- The Ministry of Energy was Wednesday unable to provide a legal framework under which independent power plants operate in Kenya.
- Energy Cabinet secretary Charles Keter could not pinpoint the legal provisions in the Energy Act of 2019 or the Public-Private Partnership Act 2013 that anchor Independent Power Producers.
- Mr Keter sought more time to study the two Acts before responding to the National Assembly’s Energy Committee.
The Ministry of Energy was Wednesday unable to provide a legal framework under which independent power plants operate in Kenya.
Energy Cabinet secretary Charles Keter could not pinpoint the legal provisions in the Energy Act of 2019 or the Public-Private Partnership Act 2013 that anchor Independent Power Producers.
Mr Keter sought more time to study the two Acts before responding to the National Assembly’s Energy Committee.
“I seek more time to study the two Acts and provide the exact provision that we used to sign power purchase agreements (PPAs) with 19 IPPs,” he said.
Mr Keter appeared before the committee that is conducting a public hearing following a request by Garissa Township MP Aden Duale to inquiry into power purchase agreements between Kenya Power and IPPs, arguing the rates are inflated.
The expensive power purchase agreements are blamed for the poor performance by Kenya Power, which has debts to the tune of Sh7.6 billion.
He told the committee that the ministry had terminated two IPPs with the third expected to exit in September after their contracts expired.
Mr Keter said contracts for the three IPPs would not be renewed, adding that contracts for Mumias Sugar and Iberafrica Power had expired.
“For Tsavo Power, its contract comes to an end in September, and it will be renewed,” he told the committee chaired by Nakuru Town East MP David Gikaria.
President Uhuru Kenyatta in March appointed a task force to review PPAs signed between Kenya Power and all electricity generators to renegotiate energy prices and other terms downwards.
The team is chaired by boardroom veteran John Ngumi and will has 15 other members drawn from the private and public sectors.
“The taskforce will come up with an analysis on whether some IPPs can be terminated.
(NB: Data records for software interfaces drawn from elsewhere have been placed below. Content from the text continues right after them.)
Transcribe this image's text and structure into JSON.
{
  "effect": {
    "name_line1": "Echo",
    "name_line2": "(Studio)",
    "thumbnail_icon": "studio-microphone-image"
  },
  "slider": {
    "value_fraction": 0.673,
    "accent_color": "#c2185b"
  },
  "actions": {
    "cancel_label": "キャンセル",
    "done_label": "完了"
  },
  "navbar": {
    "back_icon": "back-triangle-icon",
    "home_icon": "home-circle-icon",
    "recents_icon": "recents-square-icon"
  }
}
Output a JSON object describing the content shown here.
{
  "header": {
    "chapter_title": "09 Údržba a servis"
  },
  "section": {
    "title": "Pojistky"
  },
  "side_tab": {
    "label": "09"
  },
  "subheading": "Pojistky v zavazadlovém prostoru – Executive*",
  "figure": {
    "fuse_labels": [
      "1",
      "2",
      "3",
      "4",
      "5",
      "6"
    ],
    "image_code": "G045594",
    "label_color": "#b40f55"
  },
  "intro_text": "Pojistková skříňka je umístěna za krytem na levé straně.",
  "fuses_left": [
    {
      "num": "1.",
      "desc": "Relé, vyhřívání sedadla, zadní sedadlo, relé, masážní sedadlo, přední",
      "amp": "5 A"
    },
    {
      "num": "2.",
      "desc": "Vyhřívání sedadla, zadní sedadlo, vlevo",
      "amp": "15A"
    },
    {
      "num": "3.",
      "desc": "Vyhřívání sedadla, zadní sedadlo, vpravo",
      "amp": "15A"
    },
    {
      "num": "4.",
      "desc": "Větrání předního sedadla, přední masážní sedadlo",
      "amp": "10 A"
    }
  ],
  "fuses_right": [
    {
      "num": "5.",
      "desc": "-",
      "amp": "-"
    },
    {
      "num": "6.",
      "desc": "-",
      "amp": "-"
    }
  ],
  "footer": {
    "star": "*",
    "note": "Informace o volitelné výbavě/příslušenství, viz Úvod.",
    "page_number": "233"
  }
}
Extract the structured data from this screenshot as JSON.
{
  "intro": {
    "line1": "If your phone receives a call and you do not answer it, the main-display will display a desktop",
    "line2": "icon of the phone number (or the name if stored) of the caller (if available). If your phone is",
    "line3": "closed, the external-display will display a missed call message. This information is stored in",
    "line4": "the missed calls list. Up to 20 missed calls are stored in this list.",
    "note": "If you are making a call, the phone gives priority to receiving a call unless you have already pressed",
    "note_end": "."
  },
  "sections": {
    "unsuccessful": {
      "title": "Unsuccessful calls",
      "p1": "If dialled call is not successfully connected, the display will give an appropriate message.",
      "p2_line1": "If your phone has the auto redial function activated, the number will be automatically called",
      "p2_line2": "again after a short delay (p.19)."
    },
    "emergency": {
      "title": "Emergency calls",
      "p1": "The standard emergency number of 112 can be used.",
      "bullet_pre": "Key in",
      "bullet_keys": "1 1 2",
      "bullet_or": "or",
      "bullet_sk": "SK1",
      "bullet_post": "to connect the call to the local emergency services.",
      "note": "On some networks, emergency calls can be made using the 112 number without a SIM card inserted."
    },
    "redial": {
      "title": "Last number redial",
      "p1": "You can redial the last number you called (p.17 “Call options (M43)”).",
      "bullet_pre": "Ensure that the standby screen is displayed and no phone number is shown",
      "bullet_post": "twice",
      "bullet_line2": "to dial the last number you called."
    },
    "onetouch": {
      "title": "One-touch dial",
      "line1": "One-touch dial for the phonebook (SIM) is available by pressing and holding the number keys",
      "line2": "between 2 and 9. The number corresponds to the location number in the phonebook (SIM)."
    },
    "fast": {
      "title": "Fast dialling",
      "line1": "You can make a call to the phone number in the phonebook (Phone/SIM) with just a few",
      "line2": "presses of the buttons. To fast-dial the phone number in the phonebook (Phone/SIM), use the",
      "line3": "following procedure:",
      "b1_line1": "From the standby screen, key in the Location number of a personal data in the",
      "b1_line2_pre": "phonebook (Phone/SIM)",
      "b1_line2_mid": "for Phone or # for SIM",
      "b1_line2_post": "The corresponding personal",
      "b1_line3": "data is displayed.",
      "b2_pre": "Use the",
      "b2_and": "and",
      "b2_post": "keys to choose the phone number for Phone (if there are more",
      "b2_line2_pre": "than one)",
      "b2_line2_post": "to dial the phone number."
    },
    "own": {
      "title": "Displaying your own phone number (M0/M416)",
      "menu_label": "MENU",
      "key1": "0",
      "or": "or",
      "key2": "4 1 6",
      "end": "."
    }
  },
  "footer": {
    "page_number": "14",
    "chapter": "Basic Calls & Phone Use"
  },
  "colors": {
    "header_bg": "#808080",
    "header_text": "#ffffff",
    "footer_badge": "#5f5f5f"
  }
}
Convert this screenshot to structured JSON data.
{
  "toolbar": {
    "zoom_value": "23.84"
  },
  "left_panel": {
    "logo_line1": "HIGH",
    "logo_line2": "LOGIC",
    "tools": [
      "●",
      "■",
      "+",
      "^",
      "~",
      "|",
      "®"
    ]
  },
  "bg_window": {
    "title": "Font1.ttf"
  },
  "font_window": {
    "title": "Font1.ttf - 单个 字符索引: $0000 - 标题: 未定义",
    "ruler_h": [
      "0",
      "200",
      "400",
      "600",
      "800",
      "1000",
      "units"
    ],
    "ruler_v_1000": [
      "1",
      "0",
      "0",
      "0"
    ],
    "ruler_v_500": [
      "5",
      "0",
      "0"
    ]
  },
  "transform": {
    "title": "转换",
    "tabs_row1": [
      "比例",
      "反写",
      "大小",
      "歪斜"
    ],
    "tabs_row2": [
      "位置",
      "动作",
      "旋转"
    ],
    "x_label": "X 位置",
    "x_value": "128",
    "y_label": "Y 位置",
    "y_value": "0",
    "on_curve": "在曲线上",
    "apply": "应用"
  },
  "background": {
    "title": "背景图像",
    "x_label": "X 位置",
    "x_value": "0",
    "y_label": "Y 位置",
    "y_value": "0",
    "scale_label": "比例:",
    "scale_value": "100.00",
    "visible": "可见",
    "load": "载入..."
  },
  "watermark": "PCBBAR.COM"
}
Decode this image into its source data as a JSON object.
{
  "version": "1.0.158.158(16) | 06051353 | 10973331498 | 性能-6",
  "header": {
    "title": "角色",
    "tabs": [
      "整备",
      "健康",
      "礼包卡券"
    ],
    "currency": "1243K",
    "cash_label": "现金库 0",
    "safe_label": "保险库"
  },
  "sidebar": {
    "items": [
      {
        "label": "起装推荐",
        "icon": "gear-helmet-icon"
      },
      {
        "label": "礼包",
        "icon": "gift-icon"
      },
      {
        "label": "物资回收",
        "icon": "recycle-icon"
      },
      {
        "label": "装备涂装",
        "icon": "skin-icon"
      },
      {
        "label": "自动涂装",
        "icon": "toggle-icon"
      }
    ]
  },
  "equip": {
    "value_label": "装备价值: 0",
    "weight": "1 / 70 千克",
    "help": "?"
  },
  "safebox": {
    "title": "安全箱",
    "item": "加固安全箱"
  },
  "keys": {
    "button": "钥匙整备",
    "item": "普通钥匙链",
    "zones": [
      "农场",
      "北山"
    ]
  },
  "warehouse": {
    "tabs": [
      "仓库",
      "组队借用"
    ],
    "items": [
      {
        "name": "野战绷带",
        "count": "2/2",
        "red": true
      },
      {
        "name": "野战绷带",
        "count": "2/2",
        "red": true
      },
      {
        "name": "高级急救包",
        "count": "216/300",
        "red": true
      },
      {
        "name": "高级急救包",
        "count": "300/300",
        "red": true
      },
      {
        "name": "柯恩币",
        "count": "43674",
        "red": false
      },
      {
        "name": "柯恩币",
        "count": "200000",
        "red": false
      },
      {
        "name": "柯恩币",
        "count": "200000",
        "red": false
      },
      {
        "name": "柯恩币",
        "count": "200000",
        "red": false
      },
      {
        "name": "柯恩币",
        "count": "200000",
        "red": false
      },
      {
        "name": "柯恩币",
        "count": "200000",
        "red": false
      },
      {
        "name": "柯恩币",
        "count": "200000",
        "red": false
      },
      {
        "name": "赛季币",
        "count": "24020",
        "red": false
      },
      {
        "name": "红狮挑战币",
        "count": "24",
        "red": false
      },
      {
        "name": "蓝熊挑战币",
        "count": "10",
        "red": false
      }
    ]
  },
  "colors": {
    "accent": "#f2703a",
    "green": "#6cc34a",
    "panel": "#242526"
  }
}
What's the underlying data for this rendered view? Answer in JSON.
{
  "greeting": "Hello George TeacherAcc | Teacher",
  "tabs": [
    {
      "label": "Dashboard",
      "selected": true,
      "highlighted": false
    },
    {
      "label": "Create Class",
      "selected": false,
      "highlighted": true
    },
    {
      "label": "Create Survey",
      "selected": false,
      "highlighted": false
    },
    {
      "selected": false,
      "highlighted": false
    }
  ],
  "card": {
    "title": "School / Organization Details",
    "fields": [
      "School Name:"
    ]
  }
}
If we terminate the PPAs now before the contracts expire, it will involve hefty. Therefore we will wait for the taskforce recommendations. However, two PPAs have already been terminated after their contracts lapsed,” he told the committee.
He told MPs that the ministry had put on hold all transactions on pending PPAs following a moratorium to allow the taskforce come up with its findings.
Mr Keter, who appeared before the committee alongside principal secretary Joseph Njoroge said Kenya Power spent Sh24.67 billion to pay the IPPs for capacity charge in the year to June 2020.
“Capacity Charge is funds paid to the investors for provision of electricity capacity. That means the machine must be ready to be used. We are paying IPPs for holding capacity when demand is low,” Mr Njoroge said.
Mr Duale demanded to know whether the Sh24.67 billion of taxpayers’ cash was spent to offset loans for the IPPs.
“For investor to pay debt and access funds, the capacity charge is paid to facilitate the investor to be able to service the loan,” engineer Njoroge said.
He said payment of capacity charge is the practice globally on project finance. “Capacity Charge is used to service the loan,” he told the committee.